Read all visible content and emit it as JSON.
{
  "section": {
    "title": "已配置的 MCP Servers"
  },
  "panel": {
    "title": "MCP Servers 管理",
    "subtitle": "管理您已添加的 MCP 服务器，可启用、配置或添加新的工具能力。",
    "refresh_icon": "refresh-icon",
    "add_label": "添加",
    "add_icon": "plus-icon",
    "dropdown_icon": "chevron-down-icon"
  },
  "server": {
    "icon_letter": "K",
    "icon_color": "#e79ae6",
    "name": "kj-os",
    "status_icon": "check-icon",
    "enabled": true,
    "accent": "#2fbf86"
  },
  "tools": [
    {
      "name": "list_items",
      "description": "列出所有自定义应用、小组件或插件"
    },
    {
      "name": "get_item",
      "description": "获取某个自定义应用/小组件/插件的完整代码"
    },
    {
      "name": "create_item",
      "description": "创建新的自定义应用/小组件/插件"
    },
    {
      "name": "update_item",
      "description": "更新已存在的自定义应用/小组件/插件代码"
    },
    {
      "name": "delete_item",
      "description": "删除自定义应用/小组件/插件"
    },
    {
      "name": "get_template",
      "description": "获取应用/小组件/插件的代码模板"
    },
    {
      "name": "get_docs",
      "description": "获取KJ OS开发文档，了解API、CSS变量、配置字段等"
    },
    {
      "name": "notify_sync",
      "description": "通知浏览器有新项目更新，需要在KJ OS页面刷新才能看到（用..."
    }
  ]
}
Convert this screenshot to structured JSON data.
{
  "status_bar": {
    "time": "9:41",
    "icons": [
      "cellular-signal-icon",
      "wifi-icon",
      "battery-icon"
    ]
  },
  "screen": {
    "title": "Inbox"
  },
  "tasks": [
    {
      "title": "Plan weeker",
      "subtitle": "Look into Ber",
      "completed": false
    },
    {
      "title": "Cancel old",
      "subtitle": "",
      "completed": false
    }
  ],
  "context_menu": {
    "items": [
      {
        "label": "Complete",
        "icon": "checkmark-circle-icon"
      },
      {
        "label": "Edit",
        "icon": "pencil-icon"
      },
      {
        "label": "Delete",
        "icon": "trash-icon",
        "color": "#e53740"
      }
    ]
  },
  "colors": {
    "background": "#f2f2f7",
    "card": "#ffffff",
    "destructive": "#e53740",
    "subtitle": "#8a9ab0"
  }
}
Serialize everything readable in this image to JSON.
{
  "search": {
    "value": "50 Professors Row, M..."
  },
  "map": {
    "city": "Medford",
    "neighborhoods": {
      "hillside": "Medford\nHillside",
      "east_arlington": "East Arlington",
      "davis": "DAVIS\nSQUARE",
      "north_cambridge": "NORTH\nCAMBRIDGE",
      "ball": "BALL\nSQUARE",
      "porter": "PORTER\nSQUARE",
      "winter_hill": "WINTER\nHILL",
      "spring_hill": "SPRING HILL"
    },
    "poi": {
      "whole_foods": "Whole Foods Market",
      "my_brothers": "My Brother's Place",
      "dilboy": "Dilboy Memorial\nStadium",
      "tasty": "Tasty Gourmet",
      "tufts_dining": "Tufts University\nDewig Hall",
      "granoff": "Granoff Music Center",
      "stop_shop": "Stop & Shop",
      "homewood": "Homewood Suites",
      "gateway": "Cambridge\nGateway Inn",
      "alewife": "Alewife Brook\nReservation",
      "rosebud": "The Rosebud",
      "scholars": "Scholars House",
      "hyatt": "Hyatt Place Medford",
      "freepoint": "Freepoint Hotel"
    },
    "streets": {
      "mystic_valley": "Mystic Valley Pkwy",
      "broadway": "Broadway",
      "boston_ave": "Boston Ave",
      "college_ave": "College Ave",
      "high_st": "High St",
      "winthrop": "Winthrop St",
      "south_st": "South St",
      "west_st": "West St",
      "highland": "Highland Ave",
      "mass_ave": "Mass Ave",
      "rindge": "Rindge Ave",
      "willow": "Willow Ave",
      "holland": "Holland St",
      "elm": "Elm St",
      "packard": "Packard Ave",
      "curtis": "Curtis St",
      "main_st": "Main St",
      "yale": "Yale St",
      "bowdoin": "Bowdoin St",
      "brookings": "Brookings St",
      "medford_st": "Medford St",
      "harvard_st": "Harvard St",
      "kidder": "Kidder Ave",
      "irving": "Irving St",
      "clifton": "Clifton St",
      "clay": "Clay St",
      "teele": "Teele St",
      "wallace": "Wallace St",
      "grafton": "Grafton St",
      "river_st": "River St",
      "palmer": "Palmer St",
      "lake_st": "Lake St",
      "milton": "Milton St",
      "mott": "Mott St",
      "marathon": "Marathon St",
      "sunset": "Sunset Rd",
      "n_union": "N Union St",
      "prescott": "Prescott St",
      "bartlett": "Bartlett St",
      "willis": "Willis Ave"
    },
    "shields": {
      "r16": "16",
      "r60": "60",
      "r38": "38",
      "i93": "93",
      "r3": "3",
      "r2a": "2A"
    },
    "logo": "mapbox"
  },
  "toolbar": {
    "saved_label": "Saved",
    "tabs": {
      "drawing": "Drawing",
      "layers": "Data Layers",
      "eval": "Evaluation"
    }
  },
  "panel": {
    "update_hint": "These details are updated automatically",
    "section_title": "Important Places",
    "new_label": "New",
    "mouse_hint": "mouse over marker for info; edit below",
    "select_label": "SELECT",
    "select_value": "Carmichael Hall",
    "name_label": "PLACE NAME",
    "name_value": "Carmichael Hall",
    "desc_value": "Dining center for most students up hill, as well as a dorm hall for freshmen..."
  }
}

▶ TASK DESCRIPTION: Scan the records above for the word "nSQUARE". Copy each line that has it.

▶ EXERCISE RESPONSE:
      "davis": "DAVIS\nSQUARE",
      "ball": "BALL\nSQUARE",
      "porter": "PORTER\nSQUARE",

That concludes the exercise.